(INPUT MATERIAL begins)
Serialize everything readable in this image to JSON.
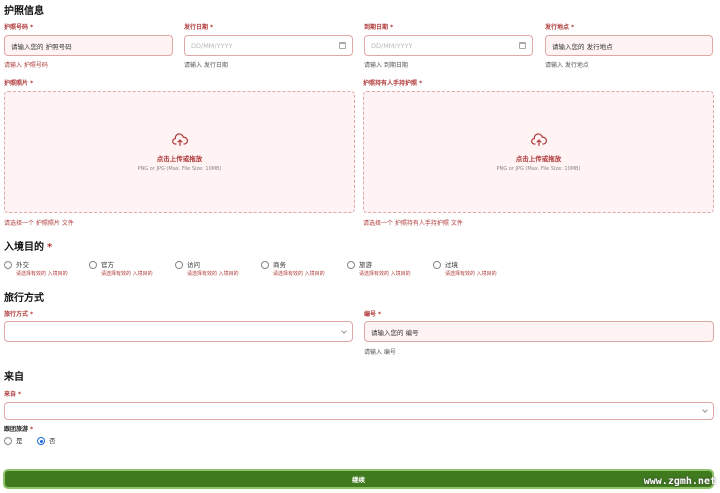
{
  "passport": {
    "title": "护照信息",
    "number": {
      "label": "护照号码",
      "placeholder": "请输入您的 护照号码",
      "hint": "请输入 护照号码"
    },
    "issue_date": {
      "label": "发行日期",
      "placeholder": "DD/MM/YYYY",
      "hint": "请输入 发行日期"
    },
    "expiry_date": {
      "label": "到期日期",
      "placeholder": "DD/MM/YYYY",
      "hint": "请输入 到期日期"
    },
    "issue_place": {
      "label": "发行地点",
      "placeholder": "请输入您的 发行地点",
      "hint": "请输入 发行地点"
    },
    "photo": {
      "label": "护照照片",
      "upload_text": "点击上传或拖放",
      "upload_sub": "PNG or JPG (Max. File Size: 10MB)",
      "hint": "请选择一个 护照照片 文件"
    },
    "holder_photo": {
      "label": "护照持有人手持护照",
      "upload_text": "点击上传或拖放",
      "upload_sub": "PNG or JPG (Max. File Size: 10MB)",
      "hint": "请选择一个 护照持有人手持护照 文件"
    }
  },
  "purpose": {
    "title": "入境目的",
    "options": [
      {
        "label": "外交",
        "sub": "请选择有效的 入境目的"
      },
      {
        "label": "官方",
        "sub": "请选择有效的 入境目的"
      },
      {
        "label": "访问",
        "sub": "请选择有效的 入境目的"
      },
      {
        "label": "商务",
        "sub": "请选择有效的 入境目的"
      },
      {
        "label": "旅游",
        "sub": "请选择有效的 入境目的"
      },
      {
        "label": "过境",
        "sub": "请选择有效的 入境目的"
      }
    ]
  },
  "travel": {
    "title": "旅行方式",
    "mode": {
      "label": "旅行方式",
      "value": ""
    },
    "number": {
      "label": "编号",
      "placeholder": "请输入您的 编号",
      "hint": "请输入 编号"
    }
  },
  "origin": {
    "title": "来自",
    "from": {
      "label": "来自",
      "value": ""
    },
    "group_tour": {
      "label": "跟团旅游",
      "yes": "是",
      "no": "否",
      "selected": "no"
    }
  },
  "continue_label": "继续",
  "watermark": "www.zgmh.net",
  "colors": {
    "accent": "#b03a3a",
    "field_bg": "#fff3f3",
    "button": "#3f7a1f"
  },
  "icons": {
    "upload": "cloud-upload-icon",
    "calendar": "calendar-icon",
    "dropdown": "chevron-down-icon"
  }
}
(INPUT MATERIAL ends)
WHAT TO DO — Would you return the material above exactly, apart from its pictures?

SOLUTION —
Serialize everything readable in this image to JSON.
{
  "passport": {
    "title": "护照信息",
    "number": {
      "label": "护照号码",
      "placeholder": "请输入您的 护照号码",
      "hint": "请输入 护照号码"
    },
    "issue_date": {
      "label": "发行日期",
      "placeholder": "DD/MM/YYYY",
      "hint": "请输入 发行日期"
    },
    "expiry_date": {
      "label": "到期日期",
      "placeholder": "DD/MM/YYYY",
      "hint": "请输入 到期日期"
    },
    "issue_place": {
      "label": "发行地点",
      "placeholder": "请输入您的 发行地点",
      "hint": "请输入 发行地点"
    },
    "photo": {
      "label": "护照照片",
      "upload_text": "点击上传或拖放",
      "upload_sub": "PNG or JPG (Max. File Size: 10MB)",
      "hint": "请选择一个 护照照片 文件"
    },
    "holder_photo": {
      "label": "护照持有人手持护照",
      "upload_text": "点击上传或拖放",
      "upload_sub": "PNG or JPG (Max. File Size: 10MB)",
      "hint": "请选择一个 护照持有人手持护照 文件"
    }
  },
  "purpose": {
    "title": "入境目的",
    "options": [
      {
        "label": "外交",
        "sub": "请选择有效的 入境目的"
      },
      {
        "label": "官方",
        "sub": "请选择有效的 入境目的"
      },
      {
        "label": "访问",
        "sub": "请选择有效的 入境目的"
      },
      {
        "label": "商务",
        "sub": "请选择有效的 入境目的"
      },
      {
        "label": "旅游",
        "sub": "请选择有效的 入境目的"
      },
      {
        "label": "过境",
        "sub": "请选择有效的 入境目的"
      }
    ]
  },
  "travel": {
    "title": "旅行方式",
    "mode": {
      "label": "旅行方式",
      "value": ""
    },
    "number": {
      "label": "编号",
      "placeholder": "请输入您的 编号",
      "hint": "请输入 编号"
    }
  },
  "origin": {
    "title": "来自",
    "from": {
      "label": "来自",
      "value": ""
    },
    "group_tour": {
      "label": "跟团旅游",
      "yes": "是",
      "no": "否",
      "selected": "no"
    }
  },
  "continue_label": "继续",
  "watermark": "www.zgmh.net",
  "colors": {
    "accent": "#b03a3a",
    "field_bg": "#fff3f3",
    "button": "#3f7a1f"
  },
  "icons": {
    "upload": "cloud-upload-icon",
    "calendar": "calendar-icon",
    "dropdown": "chevron-down-icon"
  }
}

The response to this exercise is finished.